“Places where [they say] ‘Yes, we’re accessible,’ and they’re not … or you can get in, but I can’t use the washroom. Or it’s got a wide door but I can’t pull it open.”

Last week, the Assembly of First Nations (AFN) released its Closing the Infrastructure Gap by 2030 report that estimates the federal government must invest $349.2 billion now to ensure First Nations have access to similar infrastructure to non-Indigenous communities by 2030.

The report estimates $1.6 billion is needed to address accessibility needs in First Nations, for retrofitting existing infrastructure to accommodate modern accessibility standards such as ramps, sidewalk let downs and railings for people with disabilities and elders.

The federal 2024 budget outlines over $9 billion in new funding for Indigenous Peoples across five years, including $918 million over five years dedicated to Indigenous housing and infrastructure.

More than ramps and railings

However, Connecting Horizons says making First Nations accessible is more than ramps and railings.

“Just in our own community, we know that there’s a lot of improvements that can be made,” said Iris Phillips, advocacy co-ordinator with the group. 

“$1.6 [billion] is a fragment of what we could use.”

Both Rice and Phillips gave the example of sidewalks in their community, some of which are inaccessible to wheelchair users due to large holes, cracks or obstructions like fire hydrants and utility poles. They said some community buildings have ramps, but aren’t user friendly.            

The group works with community organizations to advocate for changes, but lack of funding has been a major barrier. 

“We’ve done an informal survey that Cathy had started in 2009 just to touch base with the local organizations and their building managers to suggest upgrades,” said Phillips.

“The barriers they face is the budget. We try and ask them can you consider for your next budget to put in new paint for stairs or new signage or to adjust your ramp. We always asked nicely if they could accommodate accessibility into their following year budget.”

Proactive rather than reactive

Neil Belanger, chief executive officer of Indigenous Disability Canada and the British Columbia Aboriginal Network on Disability Society, said the AFN’s estimate is “alarmingly low.”

“It’d be a lot more than $1.6 billion, particularly when you look at communities that don’t have sidewalks, social housing that’s never been really built to be accessible,” said Belanger.

“To make it accessible $1.6 billion is going to be light.”

According to the national non-profit, the Indigenous population in Canada experiences a disability rate much higher than that of the general population, at approximately 30 to 35 per cent. 
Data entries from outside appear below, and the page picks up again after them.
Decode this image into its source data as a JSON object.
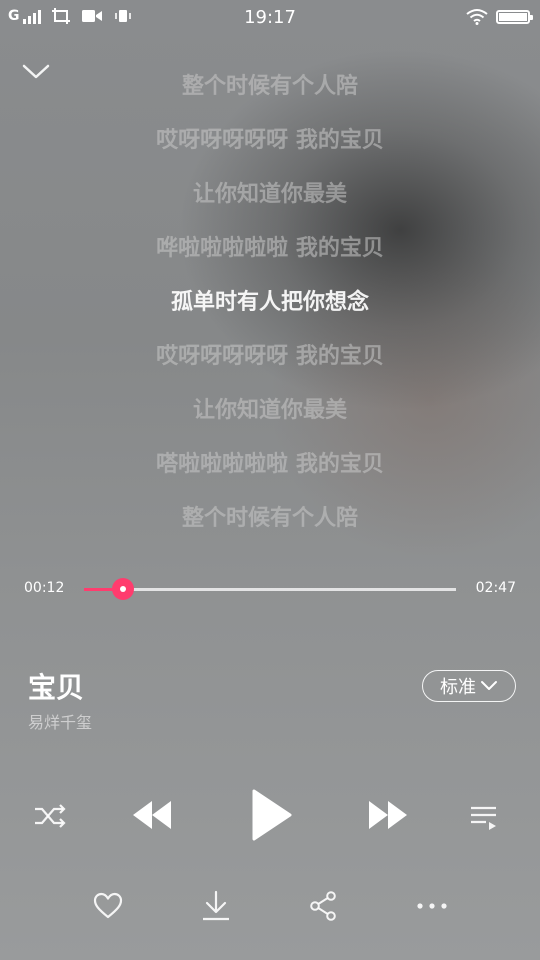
{
  "status_bar": {
    "carrier": "G",
    "time": "19:17"
  },
  "lyrics": [
    {
      "text": "整个时候有个人陪",
      "current": false
    },
    {
      "text": "哎呀呀呀呀呀 我的宝贝",
      "current": false
    },
    {
      "text": "让你知道你最美",
      "current": false
    },
    {
      "text": "哗啦啦啦啦啦 我的宝贝",
      "current": false
    },
    {
      "text": "孤单时有人把你想念",
      "current": true
    },
    {
      "text": "哎呀呀呀呀呀 我的宝贝",
      "current": false
    },
    {
      "text": "让你知道你最美",
      "current": false
    },
    {
      "text": "嗒啦啦啦啦啦 我的宝贝",
      "current": false
    },
    {
      "text": "整个时候有个人陪",
      "current": false
    }
  ],
  "playback": {
    "elapsed": "00:12",
    "total": "02:47",
    "progress": 0.105
  },
  "song": {
    "title": "宝贝",
    "artist": "易烊千玺",
    "quality_label": "标准"
  },
  "colors": {
    "accent": "#ff3c6e"
  },
  "icons": {
    "collapse": "chevron-down-icon",
    "shuffle": "shuffle-icon",
    "previous": "previous-icon",
    "play": "play-icon",
    "next": "next-icon",
    "playlist": "playlist-icon",
    "favorite": "heart-icon",
    "download": "download-icon",
    "share": "share-icon",
    "more": "more-icon"
  }
}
Neil Belanger is the executive director of B.C. Aboriginal Network on Disability Society.
Neil Belanger is the executive director of the B.C. Aboriginal Network on Disability Society. (Submitted by Neil Belanger)

Belanger said First Nations leadership needs to be proactive rather than reactive when it comes to making communities accessible.

“Everything should be built with the idea of being accessible, accessible for members with disabilities,” he said.

“I always ask the question, though, when it comes to disabilities and in addressing them within your community, are you proactive or reactive and 90 per cent of them are reactive.”

He said he hopes the report puts pressure on the federal government to invest more.


Ka’nhehsí:io Deer, Journalist

Ka’nhehsí:io Deer is a Kanien’kehá:ka journalist from Kahnawà:ke, south of Montreal. She is currently a reporter with CBC Indigenous covering communities across Quebec.

With files from Brett Forester